Dataset excerpts:

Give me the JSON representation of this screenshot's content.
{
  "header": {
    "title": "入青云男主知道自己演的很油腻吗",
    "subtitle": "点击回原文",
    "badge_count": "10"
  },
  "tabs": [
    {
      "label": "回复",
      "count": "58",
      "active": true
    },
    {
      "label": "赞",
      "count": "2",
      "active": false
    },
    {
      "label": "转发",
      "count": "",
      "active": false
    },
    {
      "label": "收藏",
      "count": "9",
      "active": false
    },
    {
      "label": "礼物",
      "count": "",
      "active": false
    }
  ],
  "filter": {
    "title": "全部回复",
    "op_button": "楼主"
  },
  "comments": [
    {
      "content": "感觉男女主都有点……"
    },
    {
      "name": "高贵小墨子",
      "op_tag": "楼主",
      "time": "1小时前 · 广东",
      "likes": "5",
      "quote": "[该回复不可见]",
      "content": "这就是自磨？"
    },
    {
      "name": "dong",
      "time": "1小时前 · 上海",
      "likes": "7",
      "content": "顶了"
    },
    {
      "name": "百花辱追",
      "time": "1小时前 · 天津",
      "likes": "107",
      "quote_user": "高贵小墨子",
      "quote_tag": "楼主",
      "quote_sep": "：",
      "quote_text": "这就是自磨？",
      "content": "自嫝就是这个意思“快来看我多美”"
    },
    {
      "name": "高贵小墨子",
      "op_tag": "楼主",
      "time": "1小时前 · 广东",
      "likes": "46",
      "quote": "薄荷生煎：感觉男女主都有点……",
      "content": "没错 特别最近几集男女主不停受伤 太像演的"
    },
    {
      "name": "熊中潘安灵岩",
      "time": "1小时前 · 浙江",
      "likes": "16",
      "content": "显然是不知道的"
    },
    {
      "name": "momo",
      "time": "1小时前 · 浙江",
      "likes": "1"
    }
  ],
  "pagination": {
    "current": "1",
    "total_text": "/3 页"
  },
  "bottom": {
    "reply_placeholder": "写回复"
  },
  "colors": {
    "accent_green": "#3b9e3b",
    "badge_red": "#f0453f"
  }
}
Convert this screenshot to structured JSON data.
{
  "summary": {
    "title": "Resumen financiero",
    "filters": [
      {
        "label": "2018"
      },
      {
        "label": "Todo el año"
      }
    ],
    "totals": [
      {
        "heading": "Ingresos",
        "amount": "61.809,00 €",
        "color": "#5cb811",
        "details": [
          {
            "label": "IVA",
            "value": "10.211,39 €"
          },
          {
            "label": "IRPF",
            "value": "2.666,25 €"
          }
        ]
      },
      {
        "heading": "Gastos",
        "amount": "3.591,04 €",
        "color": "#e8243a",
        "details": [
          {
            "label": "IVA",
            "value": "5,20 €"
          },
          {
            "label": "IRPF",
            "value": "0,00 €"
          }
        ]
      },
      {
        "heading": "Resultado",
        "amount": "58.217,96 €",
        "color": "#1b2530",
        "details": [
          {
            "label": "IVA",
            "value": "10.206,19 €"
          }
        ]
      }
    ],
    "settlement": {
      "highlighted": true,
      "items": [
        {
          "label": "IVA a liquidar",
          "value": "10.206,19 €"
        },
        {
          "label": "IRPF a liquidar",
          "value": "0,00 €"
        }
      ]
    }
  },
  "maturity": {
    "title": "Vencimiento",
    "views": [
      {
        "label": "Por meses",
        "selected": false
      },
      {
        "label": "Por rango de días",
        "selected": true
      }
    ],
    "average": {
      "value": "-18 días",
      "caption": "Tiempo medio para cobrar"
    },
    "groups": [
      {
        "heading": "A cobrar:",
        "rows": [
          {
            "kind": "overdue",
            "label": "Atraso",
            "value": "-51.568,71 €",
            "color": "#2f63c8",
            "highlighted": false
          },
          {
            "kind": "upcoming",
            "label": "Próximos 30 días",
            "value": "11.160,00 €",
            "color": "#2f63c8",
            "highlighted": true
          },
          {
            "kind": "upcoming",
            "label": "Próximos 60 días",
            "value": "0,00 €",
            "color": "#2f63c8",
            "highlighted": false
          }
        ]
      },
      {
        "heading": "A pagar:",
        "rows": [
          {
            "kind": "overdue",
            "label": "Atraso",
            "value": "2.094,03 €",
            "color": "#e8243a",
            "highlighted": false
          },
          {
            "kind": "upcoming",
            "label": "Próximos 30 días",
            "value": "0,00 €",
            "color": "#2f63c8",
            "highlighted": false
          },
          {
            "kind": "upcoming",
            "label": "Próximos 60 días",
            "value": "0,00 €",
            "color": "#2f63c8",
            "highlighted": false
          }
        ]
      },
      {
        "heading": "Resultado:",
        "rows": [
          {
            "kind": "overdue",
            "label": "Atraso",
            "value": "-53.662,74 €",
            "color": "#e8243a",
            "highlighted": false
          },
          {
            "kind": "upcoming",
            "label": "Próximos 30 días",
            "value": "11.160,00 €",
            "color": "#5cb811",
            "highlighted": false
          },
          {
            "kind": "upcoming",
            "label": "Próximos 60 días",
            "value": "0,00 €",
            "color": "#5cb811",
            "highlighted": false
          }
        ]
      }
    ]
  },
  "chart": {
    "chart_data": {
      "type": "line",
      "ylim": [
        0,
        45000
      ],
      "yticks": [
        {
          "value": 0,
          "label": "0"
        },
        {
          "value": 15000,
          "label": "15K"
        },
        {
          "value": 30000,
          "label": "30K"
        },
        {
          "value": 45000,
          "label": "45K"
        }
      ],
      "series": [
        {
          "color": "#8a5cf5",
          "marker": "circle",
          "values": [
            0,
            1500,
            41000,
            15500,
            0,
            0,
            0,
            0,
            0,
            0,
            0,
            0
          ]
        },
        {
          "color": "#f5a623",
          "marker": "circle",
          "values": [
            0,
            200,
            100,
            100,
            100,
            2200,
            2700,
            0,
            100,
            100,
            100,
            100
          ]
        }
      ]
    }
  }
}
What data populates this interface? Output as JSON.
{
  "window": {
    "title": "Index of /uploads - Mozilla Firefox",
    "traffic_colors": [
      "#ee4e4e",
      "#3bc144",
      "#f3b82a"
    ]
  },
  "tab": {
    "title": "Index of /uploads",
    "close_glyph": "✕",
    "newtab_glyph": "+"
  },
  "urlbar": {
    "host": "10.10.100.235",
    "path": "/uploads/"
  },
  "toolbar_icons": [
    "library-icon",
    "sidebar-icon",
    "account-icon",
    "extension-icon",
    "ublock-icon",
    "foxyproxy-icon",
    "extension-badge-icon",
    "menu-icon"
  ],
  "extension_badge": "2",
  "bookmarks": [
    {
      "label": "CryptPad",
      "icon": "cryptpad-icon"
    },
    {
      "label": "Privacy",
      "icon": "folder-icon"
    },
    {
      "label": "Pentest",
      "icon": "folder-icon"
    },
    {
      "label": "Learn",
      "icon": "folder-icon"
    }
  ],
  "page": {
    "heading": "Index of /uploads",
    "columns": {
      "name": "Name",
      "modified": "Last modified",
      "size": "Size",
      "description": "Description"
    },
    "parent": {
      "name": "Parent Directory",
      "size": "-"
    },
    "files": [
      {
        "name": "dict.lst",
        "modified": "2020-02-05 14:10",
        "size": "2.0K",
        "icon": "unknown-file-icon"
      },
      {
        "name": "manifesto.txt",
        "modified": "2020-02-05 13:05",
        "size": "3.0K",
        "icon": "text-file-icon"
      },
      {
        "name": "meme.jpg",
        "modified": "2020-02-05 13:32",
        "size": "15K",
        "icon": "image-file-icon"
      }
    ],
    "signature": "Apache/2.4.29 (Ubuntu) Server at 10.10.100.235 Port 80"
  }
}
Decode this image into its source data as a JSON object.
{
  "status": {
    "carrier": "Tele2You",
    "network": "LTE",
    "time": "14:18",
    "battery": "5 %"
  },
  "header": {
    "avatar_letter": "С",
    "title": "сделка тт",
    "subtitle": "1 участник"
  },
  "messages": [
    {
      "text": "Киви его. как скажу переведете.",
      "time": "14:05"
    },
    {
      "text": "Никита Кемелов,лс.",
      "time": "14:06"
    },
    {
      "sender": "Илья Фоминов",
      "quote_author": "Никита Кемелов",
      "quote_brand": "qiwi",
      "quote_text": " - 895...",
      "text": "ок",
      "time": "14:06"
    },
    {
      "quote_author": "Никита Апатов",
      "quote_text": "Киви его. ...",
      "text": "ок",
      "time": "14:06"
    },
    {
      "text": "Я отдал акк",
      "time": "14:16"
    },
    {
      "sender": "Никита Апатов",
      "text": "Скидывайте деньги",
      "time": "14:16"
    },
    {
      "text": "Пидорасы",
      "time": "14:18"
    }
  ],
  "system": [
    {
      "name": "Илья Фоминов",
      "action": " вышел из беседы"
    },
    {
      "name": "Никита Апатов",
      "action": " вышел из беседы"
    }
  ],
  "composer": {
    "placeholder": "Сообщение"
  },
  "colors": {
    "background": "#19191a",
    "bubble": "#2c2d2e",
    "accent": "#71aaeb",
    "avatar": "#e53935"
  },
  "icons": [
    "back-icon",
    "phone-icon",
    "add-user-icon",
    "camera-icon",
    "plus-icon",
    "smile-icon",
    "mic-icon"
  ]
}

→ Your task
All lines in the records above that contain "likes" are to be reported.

→ Completed task
      "likes": "5",
      "likes": "7",
      "likes": "107",
      "likes": "46",
      "likes": "16",
      "likes": "1"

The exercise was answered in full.